Aim of the exercise: Once you find the line containing "Enumerate this screenshot's", please retype it and every line after it to the end of the entries, exactly and with nothing added.

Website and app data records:
++++++++

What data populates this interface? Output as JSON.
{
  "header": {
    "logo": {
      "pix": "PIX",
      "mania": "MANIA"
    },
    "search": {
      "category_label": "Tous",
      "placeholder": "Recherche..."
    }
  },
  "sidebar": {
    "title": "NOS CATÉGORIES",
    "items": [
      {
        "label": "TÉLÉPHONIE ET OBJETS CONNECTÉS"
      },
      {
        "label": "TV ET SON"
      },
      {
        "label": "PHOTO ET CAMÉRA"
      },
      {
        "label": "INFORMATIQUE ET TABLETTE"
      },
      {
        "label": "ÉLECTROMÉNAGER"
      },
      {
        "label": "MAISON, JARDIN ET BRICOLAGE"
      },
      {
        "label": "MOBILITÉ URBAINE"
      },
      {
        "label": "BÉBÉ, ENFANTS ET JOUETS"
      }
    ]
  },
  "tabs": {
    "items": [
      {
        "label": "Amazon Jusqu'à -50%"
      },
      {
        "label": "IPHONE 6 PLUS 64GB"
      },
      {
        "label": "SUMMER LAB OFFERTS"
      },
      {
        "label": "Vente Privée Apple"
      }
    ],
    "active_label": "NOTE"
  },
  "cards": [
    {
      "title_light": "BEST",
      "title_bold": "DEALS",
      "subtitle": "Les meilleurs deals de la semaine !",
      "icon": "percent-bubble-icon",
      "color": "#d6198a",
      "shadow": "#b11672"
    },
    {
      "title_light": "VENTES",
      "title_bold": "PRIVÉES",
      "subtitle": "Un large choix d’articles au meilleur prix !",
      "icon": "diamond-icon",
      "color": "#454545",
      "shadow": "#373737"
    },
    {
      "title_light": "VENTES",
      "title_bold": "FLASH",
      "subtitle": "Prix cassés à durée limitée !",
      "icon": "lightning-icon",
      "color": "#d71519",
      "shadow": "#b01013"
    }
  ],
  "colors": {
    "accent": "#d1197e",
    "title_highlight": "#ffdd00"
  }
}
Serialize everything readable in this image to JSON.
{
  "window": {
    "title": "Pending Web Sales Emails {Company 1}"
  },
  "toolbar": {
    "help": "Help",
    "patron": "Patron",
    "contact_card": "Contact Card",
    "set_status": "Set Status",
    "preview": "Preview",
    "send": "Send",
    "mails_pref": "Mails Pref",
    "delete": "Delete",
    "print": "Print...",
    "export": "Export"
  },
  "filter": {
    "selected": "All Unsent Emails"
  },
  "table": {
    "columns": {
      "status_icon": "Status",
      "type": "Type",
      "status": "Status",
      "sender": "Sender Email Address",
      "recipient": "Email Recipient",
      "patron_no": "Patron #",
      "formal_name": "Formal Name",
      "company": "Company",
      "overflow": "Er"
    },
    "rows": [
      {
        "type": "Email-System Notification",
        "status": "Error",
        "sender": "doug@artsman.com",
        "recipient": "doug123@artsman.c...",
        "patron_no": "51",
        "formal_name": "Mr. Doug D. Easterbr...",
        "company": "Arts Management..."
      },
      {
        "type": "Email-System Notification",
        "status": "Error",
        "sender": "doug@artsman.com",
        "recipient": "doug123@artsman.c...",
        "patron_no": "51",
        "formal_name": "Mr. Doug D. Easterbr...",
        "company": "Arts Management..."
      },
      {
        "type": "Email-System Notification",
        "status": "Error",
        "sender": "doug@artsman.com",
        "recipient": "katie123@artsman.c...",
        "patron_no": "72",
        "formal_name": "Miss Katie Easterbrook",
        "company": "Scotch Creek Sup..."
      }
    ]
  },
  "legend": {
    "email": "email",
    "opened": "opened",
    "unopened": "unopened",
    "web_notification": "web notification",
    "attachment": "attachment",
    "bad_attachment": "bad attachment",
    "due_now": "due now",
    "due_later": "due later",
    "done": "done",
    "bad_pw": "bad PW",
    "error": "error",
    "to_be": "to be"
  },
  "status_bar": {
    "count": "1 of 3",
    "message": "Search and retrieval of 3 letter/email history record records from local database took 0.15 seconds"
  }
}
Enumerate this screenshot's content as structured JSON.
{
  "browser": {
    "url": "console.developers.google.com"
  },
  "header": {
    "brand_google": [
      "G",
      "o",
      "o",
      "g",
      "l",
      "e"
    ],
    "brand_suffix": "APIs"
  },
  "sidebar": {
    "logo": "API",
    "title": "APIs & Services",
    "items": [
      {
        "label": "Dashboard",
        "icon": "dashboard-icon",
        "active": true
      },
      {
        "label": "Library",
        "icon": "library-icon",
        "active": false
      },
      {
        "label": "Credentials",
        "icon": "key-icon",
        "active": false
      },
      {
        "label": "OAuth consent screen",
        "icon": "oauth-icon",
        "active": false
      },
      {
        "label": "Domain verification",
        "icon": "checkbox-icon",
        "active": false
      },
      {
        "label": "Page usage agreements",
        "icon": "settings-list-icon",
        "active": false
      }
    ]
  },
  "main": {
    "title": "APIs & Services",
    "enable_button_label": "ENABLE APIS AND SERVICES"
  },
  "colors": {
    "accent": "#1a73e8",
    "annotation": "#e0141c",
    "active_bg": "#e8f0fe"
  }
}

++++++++

Solution to this problem:
Enumerate this screenshot's content as structured JSON.
{
  "browser": {
    "url": "console.developers.google.com"
  },
  "header": {
    "brand_google": [
      "G",
      "o",
      "o",
      "g",
      "l",
      "e"
    ],
    "brand_suffix": "APIs"
  },
  "sidebar": {
    "logo": "API",
    "title": "APIs & Services",
    "items": [
      {
        "label": "Dashboard",
        "icon": "dashboard-icon",
        "active": true
      },
      {
        "label": "Library",
        "icon": "library-icon",
        "active": false
      },
      {
        "label": "Credentials",
        "icon": "key-icon",
        "active": false
      },
      {
        "label": "OAuth consent screen",
        "icon": "oauth-icon",
        "active": false
      },
      {
        "label": "Domain verification",
        "icon": "checkbox-icon",
        "active": false
      },
      {
        "label": "Page usage agreements",
        "icon": "settings-list-icon",
        "active": false
      }
    ]
  },
  "main": {
    "title": "APIs & Services",
    "enable_button_label": "ENABLE APIS AND SERVICES"
  },
  "colors": {
    "accent": "#1a73e8",
    "annotation": "#e0141c",
    "active_bg": "#e8f0fe"
  }
}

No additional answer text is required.